Japan's Ozu enhances Brazil fraternity

Japan have a long and rich association with Brazilian football and that relationship will be further enhanced over the coming fortnight at the FIFA Beach Soccer World Cup Tahiti 2013.

Most famously Brazil superstar Zico earned iconic status in Japan as a player, and then as national team coach. Sao Paulo born forward Wagner Lopes represented Japan with distinction at their FIFA World Cup™ debut in 1998, while Kazuyoshi Miura - arguably the most famous of all Samurai Blue stars - turned out in the colours of Sao Paulo outfit Juventus as a teenager.

On the sand Japan are led by the hugely experienced Ruy Ramos, a gregarious Rio native naturalised a quarter of a century ago. Now the east Asians have a new and impressive member of the Japan-Brazil fraternity; prolific goalscorer Osmar 'Ozu' Moreira.

Long wait ends in style
Naturalised last year after making the move to Japan in 2007, Ozu made an immediate impression in his maiden international outing. The tall athletic Ozu was named player of the tournament in the 16-nation qualifying tournament as Japan narrowly missed the continental crown, foiled by an unlikely Iran comeback in the final.

So how does it feel to represent his adopted homeland after such a long wait? “It felt brilliant,” the tall athletic Ozu told FIFA.com of his pride in donning the Japan colours. “It is like my culture, I love Japan. Five years was too late to wait. My dream was to play for Japan and I’m really happy to wear the uniform.”

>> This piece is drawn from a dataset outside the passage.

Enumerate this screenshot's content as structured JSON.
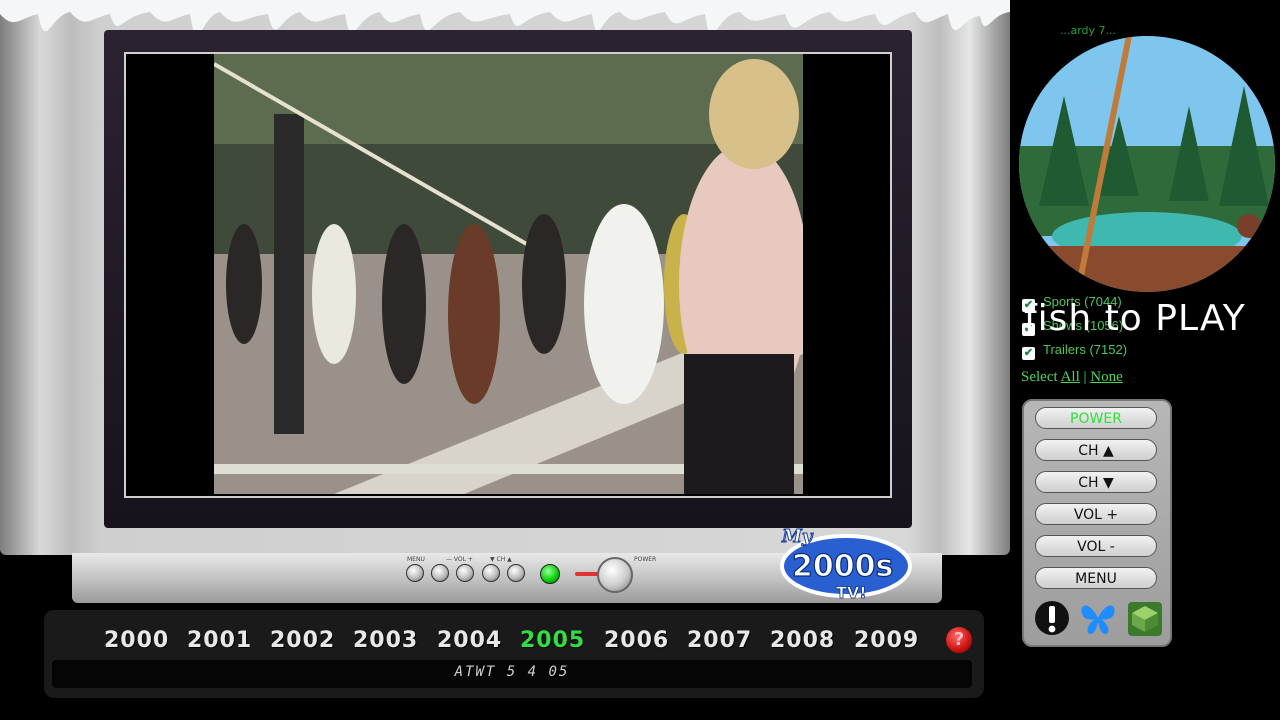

The two nations renewed their ever-increasing football link at the recent FIFA Confederations Cup, and while French Polynesia’s golden sands may seem an unlikely locale for another meeting Tahiti is, somewhat appropriately, roughly equidistant between the two nations.

If Japanese come to Brazil they feel like home, and the opposite is true as well.
Japan's Ozu Moreira

“Japanese and Brazilian have some sort of natural connection,” says Ozu. “If Japanese come to Brazil they feel like home, and the opposite is true as well. Japan are keen to take football culture from Brazil.”

Japan believe they have prepared adequately and enjoying significant training time at their Okinawa base, plus a number of international outings. “Our team is strong, we have a good chance to do well in the tournament, “says Ozu as Japan prepares to open against world champions Russia, before further outings against Paraguay and Côte d'Ivoire.

Born and raised within kicking distance of Copacabana beach, football on the sand is part of Ozu’s DNA. Growing up he had first hand experiences with current Brazil coach Junior Negao and veteran pivot Jorginho, and now the 27-year-old could come face-to-face with A Seleção on the world stage.

“It would be amazing to play against Brazil, Ozu says smiling at the sheer magic of such a scenario. “Of course I love Brazil, but I feel Japanese now. It would be amazing experience because I started with these guys and then play against them at the World Cup. It would just be incredible.”